Friday, 22 February 2013

Why I love Carles Puyol

I watched the Ac Milan-Barcelona game on Wednesday night, and Barcelona didn’t exactly cover themselves in glory. Slow, predictable passing, poor decision-making, defensive frailty-all there, present and correct. Even Messi, usually so explosive, didn’t seem to be there in spirit. The whole team, it seemed, were just going through the motions, always taking the simple risk-free five-yard pass without any incisiveness, or any desire to be incisive, any attempts to beat a man or power past an opponent, scared of being dispossessed or hurt by the admittedly impressive Italians.

Except for one man. One proud, defiant man, who for 90 minutes before his enforced substitution put everything on the line for his team, one man who can look back on the game from a Barcelona perspective and not be disappointed in himself. Carles Puyol.

One image from the game really epitomises why I love Puyol so much. It was the 84th minute, his team-mates looking like they’d already resigned themselves to pegging back the 2-0 deficit at the Camp Nou, when Xavi swung in a corner and Puyol, bloodied bandage flying off his head, leapt to meet it. You could hear the thud as the ball hit his head on the spot where it had been stapled back together twenty minutes previously, a visceral summation of Puyol’s style, his hair flying everywhere as he put all his power into the header. It was amazing, pure physical effort imposing itself on what had until now been an entirely turgid performance.

In a team that, Wednesday excepted, are usually so clinical, anaesthetising, hypnotising teams with a thousand passes until the operation is completed with surgical precision by Messi, Puyol is like a punch to the face; not elegant, not beautiful, but knocking the opposition out all the same. In a team full of intricate passers with quick feet and quicker brains, Puyol looks like he’d be more comfortable hoofing the ball up to a big man up top; he’s a British player in a Spanish team and he knows it. The other players of Barcelona look calm and assured on the ball; Puyol looks terrified every time it comes near him, and he tries to send it back from whence it came as quickly and frenetically as he can.

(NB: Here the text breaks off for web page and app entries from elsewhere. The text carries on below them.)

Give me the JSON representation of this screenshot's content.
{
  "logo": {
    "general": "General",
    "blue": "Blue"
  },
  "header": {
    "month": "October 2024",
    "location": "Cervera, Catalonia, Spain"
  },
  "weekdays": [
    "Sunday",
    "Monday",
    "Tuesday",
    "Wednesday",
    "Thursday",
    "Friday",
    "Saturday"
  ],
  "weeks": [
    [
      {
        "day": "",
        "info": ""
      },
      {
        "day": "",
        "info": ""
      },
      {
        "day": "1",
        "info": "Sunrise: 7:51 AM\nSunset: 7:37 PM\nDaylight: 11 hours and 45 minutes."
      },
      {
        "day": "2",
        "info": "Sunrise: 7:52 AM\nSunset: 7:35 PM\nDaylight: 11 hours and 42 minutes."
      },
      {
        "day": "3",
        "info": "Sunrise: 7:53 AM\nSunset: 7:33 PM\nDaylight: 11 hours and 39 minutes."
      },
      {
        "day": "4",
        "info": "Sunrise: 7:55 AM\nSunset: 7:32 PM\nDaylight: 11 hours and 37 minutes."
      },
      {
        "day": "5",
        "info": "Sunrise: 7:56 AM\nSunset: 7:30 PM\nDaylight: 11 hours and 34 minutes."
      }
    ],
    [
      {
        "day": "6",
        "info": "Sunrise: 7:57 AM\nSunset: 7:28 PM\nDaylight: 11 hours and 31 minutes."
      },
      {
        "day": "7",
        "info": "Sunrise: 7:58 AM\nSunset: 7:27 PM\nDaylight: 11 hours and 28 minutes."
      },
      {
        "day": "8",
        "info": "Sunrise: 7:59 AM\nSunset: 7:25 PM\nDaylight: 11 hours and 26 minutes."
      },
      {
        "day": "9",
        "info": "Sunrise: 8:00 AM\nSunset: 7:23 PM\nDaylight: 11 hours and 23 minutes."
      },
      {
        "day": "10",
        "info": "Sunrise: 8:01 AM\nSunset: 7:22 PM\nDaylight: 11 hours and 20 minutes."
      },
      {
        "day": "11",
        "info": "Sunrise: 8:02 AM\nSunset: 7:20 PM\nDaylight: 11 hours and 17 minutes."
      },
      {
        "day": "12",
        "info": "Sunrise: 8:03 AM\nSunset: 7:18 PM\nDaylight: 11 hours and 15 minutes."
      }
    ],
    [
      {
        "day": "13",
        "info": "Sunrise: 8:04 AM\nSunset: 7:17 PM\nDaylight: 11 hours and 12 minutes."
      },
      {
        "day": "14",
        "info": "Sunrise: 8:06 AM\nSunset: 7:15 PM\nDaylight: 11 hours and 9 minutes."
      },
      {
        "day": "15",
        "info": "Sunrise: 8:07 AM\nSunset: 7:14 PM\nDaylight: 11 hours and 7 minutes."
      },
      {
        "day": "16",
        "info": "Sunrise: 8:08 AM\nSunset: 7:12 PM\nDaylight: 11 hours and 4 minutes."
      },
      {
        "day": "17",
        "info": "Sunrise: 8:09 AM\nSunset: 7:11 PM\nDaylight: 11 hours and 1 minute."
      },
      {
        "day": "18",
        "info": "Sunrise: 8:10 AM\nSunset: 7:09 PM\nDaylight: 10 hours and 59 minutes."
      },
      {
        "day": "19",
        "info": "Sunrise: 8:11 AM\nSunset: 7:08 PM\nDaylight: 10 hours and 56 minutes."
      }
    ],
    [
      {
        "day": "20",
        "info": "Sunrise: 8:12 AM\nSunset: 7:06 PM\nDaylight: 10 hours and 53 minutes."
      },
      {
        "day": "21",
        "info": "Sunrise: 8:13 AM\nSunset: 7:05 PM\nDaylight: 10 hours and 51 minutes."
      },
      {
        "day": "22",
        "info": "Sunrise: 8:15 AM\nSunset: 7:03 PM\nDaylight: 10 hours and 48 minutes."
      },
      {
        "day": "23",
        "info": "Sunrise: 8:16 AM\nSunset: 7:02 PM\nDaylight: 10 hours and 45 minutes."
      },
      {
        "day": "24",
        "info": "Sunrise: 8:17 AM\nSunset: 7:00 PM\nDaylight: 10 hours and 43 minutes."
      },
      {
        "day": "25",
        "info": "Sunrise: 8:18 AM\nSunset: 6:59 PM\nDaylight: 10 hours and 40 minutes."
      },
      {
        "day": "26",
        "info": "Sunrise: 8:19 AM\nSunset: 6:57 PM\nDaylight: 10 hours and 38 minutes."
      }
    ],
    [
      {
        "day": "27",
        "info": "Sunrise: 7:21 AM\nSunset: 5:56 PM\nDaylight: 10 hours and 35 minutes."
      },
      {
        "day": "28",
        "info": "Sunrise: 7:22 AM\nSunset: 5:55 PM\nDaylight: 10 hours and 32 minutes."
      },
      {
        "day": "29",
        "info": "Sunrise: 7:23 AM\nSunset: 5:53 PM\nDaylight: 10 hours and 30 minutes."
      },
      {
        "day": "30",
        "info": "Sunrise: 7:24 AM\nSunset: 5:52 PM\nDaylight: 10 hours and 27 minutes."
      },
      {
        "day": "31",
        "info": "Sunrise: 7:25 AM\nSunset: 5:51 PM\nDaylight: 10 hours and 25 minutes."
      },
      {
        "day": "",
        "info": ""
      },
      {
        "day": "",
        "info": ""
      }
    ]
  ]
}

Not that he can’t play, his record speaks for itself-18 major titles won in 14 years of first-team football- but he knows his limitations and plays to his immense strength, using his heart as well as his head.

He’s a tyrannosaurus rex hunting with a pack of velociraptors, and it’s so endearing. In a team full of clones, small dark-haired Spaniards relentlessly passing the ball to each other, he is the one who stands out, his leonine hair flying free as he leaps into another full-contact header. He makes Barca, and Spain, less boring, not least because when you watch him you feel like Jamie Carragher has put on a wig and snuck his way onto the pitch. Who can forget that header against Germany, world-cup semi-final, 2010, winning goal from a corner as his team looked to be running out of ideas, a thumping reminder that brawn has its place alongside brain. That is Puyol, a meshing of physical strength with a great understanding of the game, a player who’ll never accept defeat and, in a Barcelona team that seems to be finding the going hard, a reminder of the power that sheer determination can have.

Tuesday, 19 February 2013

The Dressing Room: Man United

The mood in the dressing room was as bad as it had ever been. Wazza had gone to swing on his tire, refusing to communicate even with his usual grunts; Vidic was still pumped up from the game and was repeatedly headbutting the wall, making dents in the plaster; and Anderson was once again comfort-eating, as he had been since his half-time substitution. Nobody could bring themselves to look at the door, terrified at what they knew would soon emerge through it.

Sure enough, a gigantic purple nose with a man attached to it entered the room. Sir Alex was apoplectic.

“What the fucking hell was that? You lot are a bunch of shit! Ye aren’t worth the fucking shirt!”

No-one met his gaze; they knew he was looking for a target. His eyes swept over Ashley Young, who was utilising his talent for hiding when it really matters, and Rio, who immediately Tweeted his despair to his legions of followers in broken English. Fergie whirled round to vent his rage on his captain, but Evra was not at his assigned peg, but about twenty yards further up the dressing room. Then he found his target; the young Spaniard De Gea hadn’t seen him enter. Fergie picked up a discarded boot and hurled it at the goalkeeper, who dropped it.

“What the fuck were ye doin’ out there, laddie? A blind fisherman could catch more than you!”

There was a snigger from the left; it was a mistake.

“”What the fuck are ye laughing at, Welbeck? Just ‘cos your strike partner looks like Shrek doesnae mean ye have to play like Donkey!” Turning away from the now crying England international Ferguson focussed his gaze upon Nani, who hurled himself to the floor feigning injury. “Ah, get up, you silly twat! You were really fucking bad out there! God, I’m fed up with the lot of you! I’m having to put Jonesy in more positions than a porn star just to cover your sorry arses! Fuck yez all!”

With that, Ferguson stormed out of the room, pausing only to slap a now moonwalking Nani across the back of the head. Sheepishly, Mike Phelan entered and smiled at the assembled players.

“Still, god win today lads. Same again next week!”